Helsinki’s participatory budgeting service OmaStadi bolsters urban democracy and improves opportunities for influencing decision-making. The evaluation provided by University of Helsinki researchers on the OmaStadi implementation is cautiously positive. The evaluation report’s recommendations on developing the operating methods highlight equality of participation and increasing active discussion.
Researchers of the University of Helsinki project Tackling Biases and Bubbles in Participation (BIBU) monitored OmaStadi for more than two years and analysed the materials collected extensively by combining a variety of methods.
“OmaStadi has succeeded in many areas. The project has sparked a great deal of interest and it has been deemed to be extremely topical. Among Helsinki residents, OmaStadi is seen as a welcome new opportunity to participate and make a difference. It can be used to develop democracy in such a way that provides city residents with more say over decision-making,” estimates University of Helsinki Research Fellow Titiana Ertiö.

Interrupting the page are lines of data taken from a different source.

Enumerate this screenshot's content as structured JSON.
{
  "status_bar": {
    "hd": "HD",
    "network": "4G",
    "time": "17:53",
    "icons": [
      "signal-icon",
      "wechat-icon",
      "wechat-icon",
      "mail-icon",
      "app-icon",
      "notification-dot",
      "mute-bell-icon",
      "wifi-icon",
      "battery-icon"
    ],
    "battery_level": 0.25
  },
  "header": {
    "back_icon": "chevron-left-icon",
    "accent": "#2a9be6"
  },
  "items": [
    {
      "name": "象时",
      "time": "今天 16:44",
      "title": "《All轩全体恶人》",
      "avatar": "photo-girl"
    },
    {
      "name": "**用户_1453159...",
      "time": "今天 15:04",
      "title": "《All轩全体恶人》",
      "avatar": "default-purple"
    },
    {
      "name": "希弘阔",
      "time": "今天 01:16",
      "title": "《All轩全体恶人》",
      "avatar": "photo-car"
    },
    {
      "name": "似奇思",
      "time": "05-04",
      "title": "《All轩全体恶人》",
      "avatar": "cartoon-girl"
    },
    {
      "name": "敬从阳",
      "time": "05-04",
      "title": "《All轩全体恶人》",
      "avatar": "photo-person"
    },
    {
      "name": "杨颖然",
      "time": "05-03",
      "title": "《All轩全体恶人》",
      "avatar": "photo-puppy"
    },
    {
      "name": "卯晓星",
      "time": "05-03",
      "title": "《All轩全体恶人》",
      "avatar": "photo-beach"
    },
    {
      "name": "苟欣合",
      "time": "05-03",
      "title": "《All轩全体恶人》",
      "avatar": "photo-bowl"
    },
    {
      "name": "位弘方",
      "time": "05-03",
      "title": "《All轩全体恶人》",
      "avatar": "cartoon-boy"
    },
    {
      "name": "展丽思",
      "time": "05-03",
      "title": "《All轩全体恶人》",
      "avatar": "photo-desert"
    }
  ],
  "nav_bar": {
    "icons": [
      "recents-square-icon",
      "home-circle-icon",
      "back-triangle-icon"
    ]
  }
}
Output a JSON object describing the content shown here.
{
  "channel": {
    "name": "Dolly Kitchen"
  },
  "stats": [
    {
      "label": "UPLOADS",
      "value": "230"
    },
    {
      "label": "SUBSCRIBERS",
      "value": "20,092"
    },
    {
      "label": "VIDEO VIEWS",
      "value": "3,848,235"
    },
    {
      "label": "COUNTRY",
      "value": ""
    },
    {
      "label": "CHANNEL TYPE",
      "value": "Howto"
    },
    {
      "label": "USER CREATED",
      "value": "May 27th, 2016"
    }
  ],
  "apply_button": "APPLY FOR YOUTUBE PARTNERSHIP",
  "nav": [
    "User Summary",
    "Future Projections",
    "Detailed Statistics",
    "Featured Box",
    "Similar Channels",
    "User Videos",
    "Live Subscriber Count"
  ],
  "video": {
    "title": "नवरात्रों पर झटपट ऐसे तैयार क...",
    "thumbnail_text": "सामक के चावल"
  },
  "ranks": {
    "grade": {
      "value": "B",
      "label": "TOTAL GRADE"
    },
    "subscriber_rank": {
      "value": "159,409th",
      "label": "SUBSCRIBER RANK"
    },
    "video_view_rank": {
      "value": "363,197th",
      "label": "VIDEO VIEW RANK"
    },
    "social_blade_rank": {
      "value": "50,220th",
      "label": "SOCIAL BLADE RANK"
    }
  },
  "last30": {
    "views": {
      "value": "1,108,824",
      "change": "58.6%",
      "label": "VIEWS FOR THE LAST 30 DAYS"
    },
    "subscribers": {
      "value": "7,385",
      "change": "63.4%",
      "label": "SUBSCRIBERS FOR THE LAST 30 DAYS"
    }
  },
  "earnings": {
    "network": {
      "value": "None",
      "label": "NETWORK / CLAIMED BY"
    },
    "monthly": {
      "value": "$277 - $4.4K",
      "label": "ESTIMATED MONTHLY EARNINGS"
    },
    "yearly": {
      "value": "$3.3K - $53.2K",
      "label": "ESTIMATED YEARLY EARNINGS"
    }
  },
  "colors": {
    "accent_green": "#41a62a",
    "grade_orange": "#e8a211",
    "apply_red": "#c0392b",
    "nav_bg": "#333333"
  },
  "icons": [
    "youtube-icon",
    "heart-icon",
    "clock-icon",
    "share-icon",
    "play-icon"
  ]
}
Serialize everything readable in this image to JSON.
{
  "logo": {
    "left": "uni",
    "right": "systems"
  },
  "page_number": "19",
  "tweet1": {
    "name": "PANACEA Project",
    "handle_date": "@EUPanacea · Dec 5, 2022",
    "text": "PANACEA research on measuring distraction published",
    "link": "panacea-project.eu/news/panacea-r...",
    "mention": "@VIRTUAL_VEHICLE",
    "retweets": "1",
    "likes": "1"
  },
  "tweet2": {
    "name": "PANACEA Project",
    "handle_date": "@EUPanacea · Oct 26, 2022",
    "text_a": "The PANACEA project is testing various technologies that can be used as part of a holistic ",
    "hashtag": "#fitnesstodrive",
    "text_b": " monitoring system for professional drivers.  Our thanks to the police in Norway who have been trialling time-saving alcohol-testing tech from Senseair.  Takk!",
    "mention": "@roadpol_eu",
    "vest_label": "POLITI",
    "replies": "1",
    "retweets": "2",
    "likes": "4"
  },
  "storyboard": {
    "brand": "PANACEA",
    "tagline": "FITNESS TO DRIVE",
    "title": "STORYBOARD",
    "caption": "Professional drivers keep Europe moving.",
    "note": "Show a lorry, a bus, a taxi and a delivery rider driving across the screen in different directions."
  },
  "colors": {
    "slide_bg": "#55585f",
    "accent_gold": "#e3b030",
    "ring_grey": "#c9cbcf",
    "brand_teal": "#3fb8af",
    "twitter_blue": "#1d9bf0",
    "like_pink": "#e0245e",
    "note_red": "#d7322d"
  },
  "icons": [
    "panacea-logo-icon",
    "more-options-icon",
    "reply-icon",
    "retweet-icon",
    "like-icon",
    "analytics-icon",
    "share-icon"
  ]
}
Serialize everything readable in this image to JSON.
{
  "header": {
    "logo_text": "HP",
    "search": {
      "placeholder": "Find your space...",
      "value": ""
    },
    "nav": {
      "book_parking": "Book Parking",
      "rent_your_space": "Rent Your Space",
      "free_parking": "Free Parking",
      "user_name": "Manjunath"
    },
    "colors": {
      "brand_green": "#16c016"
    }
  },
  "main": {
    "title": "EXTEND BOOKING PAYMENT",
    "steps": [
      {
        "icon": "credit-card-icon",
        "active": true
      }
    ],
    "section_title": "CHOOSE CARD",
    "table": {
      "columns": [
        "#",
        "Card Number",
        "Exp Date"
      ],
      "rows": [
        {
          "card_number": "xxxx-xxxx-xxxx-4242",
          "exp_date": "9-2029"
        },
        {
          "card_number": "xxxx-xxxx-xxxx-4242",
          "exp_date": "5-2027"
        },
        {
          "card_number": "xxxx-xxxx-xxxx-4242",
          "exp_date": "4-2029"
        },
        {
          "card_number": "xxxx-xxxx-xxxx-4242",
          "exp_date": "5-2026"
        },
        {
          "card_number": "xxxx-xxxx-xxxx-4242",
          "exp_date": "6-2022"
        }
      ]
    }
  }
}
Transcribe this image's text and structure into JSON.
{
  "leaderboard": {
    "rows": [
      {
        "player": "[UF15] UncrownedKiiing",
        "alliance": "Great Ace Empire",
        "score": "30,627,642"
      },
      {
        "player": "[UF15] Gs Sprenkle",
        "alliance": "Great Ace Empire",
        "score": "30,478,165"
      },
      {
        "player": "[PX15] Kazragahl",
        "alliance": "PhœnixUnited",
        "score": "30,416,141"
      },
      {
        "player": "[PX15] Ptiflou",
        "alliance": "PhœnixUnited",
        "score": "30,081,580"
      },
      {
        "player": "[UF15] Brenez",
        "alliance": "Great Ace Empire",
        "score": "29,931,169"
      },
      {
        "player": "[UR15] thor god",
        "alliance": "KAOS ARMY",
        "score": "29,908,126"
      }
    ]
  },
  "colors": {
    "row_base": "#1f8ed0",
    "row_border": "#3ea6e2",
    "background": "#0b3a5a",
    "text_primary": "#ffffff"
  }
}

There have been many challenges and necessary developments linked to the deployment of participatory budgeting. Many city residents, researchers and experts from a variety of City divisions have been involved in the assessment, development and planning of participatory budgeting.
In their evaluation report, the BIBU project researchers compiled seven recommendations for the development of OmaStadi. Among other things, the report recommends the expansion of joint development and the promotion of equality.
The second round of OmaStadi will leverage the lessons learned during the first round
“Based on the feedback collected during the first round, we have developed participatory budgeting in many ways. An important aspect in supporting equality has been updating and providing information about the OmaStadi website in seven languages. In cooperation with NGOs and City services, we have been able to reach a large number of immigrants, young people, senior citizens and clients of substances abuse services, among other target groups,” says Development Manager Kirsi Verkka.
The budget for the next round of OmaStadi activities is 8.8 million euros, and city residents submitted almost 1,500 ideas in the autumn of 2020. In the spring of 2021, the ideas will be developed into proposals by combining similar ideas and reworking them into viable suggestions, which will then be put up for a vote. The proposals will be developed in City-organised regional and themed workshops and on the OmaStadi website.
The BIBU project, which is funded by the Strategic Research Council, studies changes in citizenship. The multidisciplinary project includes researchers from six universities and research institutions.
Researchers Titiana Ertiö, Mikko Rask and Pekka Tuominen of the Tackling Biases and Bubbles in Participation (BIBU) research project were responsible for the OmaStadi evaluation study.
OmaStadi is the City of Helsinki’s way of providing participatory budgeting services. It enables local residents to make suggestions and decisions on how the City spends specific appropriations. The first round of Helsinki’s participatory budgeting was conducted in 2018–2019, and the budget at the time was 4.4 million euros.
The report (In finnish)
Photo: Kimmo Brandt, City of Helsinki Media Bank.